**GOAL OF THE EXERCISE:**
Note each line of the entries that includes "true". Then copy those lines.

**PROVIDED INFORMATION:**

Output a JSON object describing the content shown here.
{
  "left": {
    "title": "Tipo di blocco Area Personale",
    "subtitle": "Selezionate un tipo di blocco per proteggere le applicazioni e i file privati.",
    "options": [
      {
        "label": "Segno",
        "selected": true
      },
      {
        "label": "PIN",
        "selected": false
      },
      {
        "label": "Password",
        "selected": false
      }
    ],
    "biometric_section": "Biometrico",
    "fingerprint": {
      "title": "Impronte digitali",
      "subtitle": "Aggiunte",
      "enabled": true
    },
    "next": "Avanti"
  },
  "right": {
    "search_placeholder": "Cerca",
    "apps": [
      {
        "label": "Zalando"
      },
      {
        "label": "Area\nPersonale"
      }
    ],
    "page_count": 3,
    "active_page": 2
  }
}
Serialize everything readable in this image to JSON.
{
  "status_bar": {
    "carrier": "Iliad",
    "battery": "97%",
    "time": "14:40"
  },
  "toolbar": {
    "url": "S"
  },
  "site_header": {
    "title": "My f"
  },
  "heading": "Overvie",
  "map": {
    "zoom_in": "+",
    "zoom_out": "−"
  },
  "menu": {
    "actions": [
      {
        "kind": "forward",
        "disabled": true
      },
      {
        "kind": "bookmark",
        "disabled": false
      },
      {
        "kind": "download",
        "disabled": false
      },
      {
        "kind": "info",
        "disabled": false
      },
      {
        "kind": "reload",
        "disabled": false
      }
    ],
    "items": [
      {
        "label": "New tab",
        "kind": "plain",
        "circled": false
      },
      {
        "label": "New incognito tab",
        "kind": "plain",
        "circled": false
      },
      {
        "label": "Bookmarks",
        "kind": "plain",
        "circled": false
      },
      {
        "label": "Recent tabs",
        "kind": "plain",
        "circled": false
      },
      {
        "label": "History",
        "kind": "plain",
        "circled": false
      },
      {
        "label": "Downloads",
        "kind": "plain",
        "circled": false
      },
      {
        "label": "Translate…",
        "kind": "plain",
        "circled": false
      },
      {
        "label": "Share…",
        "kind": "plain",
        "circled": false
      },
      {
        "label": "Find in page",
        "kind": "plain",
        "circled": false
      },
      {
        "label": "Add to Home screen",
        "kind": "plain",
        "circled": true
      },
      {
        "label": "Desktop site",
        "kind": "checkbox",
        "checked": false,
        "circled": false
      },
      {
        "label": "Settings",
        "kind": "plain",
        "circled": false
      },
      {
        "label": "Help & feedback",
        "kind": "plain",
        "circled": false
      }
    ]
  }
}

**FINISHED EXERCISE:**
        "selected": true
      "enabled": true
        "disabled": true
        "circled": true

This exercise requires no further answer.